--- Task inputs ---

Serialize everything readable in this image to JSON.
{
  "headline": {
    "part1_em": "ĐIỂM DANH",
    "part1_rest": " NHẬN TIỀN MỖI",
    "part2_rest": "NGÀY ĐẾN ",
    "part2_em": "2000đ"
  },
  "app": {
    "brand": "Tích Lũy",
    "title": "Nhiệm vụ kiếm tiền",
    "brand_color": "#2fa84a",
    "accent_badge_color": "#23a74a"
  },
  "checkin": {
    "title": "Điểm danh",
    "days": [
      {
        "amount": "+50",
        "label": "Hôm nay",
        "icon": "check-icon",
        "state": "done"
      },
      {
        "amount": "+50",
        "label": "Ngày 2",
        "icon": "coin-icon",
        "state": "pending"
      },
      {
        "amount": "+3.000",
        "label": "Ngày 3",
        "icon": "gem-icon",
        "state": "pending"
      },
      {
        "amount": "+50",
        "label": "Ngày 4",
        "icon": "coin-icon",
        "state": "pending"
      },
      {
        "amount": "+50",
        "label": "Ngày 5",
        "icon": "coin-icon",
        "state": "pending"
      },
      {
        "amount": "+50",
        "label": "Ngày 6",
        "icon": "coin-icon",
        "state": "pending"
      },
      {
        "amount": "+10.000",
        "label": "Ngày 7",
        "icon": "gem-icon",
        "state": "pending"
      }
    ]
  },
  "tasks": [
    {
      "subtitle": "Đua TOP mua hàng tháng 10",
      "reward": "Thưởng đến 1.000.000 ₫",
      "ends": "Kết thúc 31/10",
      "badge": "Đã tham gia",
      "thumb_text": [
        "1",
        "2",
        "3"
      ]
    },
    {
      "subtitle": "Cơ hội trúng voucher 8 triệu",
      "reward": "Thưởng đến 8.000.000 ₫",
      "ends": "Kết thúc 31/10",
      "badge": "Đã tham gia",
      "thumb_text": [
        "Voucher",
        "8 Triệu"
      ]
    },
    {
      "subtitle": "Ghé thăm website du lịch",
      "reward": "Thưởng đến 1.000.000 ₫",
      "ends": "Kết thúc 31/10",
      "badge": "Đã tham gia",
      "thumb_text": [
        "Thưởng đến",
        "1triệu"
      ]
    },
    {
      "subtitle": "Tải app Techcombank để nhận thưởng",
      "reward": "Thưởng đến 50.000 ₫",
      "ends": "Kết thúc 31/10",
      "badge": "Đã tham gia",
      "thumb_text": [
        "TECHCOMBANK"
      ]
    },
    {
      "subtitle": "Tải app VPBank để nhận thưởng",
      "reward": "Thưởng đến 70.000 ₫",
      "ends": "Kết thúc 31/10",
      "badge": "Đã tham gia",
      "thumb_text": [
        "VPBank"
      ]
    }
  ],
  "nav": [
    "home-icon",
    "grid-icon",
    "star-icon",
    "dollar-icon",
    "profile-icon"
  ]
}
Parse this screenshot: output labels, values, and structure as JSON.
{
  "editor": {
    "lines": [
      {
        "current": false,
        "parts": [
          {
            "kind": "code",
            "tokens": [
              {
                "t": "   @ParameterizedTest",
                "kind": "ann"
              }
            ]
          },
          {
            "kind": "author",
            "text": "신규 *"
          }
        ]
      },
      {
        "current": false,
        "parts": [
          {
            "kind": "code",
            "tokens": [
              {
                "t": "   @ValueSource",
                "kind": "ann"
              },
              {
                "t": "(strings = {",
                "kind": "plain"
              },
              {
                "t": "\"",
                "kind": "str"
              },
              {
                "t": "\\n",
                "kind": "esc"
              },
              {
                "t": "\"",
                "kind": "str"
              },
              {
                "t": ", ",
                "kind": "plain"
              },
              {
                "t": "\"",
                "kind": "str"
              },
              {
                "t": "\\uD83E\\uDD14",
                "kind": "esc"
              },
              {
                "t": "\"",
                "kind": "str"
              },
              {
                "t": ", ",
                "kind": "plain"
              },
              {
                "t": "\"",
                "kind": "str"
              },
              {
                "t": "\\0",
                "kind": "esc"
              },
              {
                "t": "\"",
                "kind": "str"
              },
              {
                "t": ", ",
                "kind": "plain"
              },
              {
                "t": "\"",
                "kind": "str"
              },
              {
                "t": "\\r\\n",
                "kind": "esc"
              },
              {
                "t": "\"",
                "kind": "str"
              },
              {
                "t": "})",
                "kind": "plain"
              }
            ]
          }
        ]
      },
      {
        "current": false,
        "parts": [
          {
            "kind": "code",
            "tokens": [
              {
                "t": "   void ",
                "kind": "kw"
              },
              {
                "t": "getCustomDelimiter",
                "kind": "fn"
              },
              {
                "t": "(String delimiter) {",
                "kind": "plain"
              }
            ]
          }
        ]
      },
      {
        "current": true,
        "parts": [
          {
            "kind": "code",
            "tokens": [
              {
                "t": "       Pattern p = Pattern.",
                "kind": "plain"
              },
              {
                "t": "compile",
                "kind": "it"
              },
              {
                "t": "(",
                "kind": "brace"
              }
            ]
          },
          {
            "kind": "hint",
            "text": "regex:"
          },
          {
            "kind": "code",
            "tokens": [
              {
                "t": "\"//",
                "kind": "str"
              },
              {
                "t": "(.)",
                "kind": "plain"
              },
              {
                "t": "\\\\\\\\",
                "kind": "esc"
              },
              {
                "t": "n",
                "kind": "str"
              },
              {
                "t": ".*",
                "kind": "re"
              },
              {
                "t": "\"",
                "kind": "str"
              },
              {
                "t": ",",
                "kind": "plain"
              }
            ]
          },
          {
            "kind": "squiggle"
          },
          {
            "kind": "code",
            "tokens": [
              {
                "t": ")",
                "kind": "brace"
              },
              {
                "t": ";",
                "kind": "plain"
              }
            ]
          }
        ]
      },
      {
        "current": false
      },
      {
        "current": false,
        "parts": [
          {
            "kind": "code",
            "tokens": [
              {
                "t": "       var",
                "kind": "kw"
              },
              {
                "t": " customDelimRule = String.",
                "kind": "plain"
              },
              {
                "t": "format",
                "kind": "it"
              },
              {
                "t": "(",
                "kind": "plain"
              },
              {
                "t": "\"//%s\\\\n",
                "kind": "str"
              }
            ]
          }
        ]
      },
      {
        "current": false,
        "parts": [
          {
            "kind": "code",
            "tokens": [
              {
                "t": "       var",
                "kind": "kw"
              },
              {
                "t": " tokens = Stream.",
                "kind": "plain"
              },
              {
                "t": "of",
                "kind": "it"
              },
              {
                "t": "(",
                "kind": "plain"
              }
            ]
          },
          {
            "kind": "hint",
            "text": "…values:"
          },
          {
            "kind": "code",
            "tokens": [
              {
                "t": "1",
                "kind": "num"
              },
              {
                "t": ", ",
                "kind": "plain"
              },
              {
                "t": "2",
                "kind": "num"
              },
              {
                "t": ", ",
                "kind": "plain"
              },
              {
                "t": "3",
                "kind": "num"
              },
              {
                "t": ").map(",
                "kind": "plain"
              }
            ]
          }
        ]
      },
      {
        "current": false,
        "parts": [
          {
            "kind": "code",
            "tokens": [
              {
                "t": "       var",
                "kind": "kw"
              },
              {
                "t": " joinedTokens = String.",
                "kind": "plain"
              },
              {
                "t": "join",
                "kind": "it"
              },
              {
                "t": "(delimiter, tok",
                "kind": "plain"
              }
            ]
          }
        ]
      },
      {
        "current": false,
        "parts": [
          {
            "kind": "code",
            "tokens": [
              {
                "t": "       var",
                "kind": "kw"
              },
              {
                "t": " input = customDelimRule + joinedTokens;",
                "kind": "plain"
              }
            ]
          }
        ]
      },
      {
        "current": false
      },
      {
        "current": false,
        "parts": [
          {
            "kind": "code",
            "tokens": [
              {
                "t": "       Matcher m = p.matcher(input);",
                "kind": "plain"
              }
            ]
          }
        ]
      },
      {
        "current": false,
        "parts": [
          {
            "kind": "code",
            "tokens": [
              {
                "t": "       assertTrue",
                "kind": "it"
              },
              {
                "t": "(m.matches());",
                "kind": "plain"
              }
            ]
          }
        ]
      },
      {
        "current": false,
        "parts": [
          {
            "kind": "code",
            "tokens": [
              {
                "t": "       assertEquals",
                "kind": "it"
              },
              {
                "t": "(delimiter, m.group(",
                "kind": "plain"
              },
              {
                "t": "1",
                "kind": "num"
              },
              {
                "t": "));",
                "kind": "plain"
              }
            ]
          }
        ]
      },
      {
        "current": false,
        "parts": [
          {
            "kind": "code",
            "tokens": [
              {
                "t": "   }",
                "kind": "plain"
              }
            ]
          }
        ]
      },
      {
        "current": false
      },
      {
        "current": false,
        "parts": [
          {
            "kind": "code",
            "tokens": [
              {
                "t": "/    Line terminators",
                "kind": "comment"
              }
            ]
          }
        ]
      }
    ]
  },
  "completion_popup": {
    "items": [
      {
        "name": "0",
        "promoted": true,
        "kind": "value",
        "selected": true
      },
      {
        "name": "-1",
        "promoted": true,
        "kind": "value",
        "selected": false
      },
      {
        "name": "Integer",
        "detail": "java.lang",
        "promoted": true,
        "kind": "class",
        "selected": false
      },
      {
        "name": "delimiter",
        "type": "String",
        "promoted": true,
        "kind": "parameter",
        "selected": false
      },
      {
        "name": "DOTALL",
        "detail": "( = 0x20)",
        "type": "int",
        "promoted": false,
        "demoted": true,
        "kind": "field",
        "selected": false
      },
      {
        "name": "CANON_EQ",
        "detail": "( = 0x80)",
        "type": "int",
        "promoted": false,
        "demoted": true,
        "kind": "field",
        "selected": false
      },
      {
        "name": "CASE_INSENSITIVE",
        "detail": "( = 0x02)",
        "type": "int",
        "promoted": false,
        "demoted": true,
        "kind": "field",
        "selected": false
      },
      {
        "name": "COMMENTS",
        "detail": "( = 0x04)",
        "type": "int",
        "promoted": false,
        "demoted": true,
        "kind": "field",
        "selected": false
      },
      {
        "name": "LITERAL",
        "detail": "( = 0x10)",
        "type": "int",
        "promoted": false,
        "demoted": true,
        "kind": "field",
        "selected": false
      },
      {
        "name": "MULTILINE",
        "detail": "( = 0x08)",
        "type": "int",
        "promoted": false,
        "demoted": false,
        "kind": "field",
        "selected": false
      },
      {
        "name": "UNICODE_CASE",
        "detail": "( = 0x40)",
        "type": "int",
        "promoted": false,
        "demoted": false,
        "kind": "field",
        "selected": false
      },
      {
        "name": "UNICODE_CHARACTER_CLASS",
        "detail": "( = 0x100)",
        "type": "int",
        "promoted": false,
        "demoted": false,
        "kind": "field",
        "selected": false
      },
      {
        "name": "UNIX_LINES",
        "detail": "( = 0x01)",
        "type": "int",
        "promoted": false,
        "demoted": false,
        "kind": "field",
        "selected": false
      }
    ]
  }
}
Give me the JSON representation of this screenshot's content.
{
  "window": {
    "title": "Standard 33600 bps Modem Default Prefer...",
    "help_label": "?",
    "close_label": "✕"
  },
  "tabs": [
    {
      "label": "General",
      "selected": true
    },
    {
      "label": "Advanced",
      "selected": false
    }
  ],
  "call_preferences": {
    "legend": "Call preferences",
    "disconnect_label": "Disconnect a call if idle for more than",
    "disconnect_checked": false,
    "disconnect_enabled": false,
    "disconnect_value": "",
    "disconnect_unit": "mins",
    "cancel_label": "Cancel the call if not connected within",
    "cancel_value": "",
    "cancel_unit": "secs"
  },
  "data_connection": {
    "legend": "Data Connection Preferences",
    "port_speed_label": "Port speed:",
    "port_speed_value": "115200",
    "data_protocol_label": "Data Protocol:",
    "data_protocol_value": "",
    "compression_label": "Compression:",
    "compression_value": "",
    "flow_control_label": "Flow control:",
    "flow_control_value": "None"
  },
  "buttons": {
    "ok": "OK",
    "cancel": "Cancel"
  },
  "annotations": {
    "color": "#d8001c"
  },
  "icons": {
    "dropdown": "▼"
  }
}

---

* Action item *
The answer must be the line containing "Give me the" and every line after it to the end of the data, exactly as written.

* Result for this exercise *
Give me the JSON representation of this screenshot's content.
{
  "window": {
    "title": "Standard 33600 bps Modem Default Prefer...",
    "help_label": "?",
    "close_label": "✕"
  },
  "tabs": [
    {
      "label": "General",
      "selected": true
    },
    {
      "label": "Advanced",
      "selected": false
    }
  ],
  "call_preferences": {
    "legend": "Call preferences",
    "disconnect_label": "Disconnect a call if idle for more than",
    "disconnect_checked": false,
    "disconnect_enabled": false,
    "disconnect_value": "",
    "disconnect_unit": "mins",
    "cancel_label": "Cancel the call if not connected within",
    "cancel_value": "",
    "cancel_unit": "secs"
  },
  "data_connection": {
    "legend": "Data Connection Preferences",
    "port_speed_label": "Port speed:",
    "port_speed_value": "115200",
    "data_protocol_label": "Data Protocol:",
    "data_protocol_value": "",
    "compression_label": "Compression:",
    "compression_value": "",
    "flow_control_label": "Flow control:",
    "flow_control_value": "None"
  },
  "buttons": {
    "ok": "OK",
    "cancel": "Cancel"
  },
  "annotations": {
    "color": "#d8001c"
  },
  "icons": {
    "dropdown": "▼"
  }
}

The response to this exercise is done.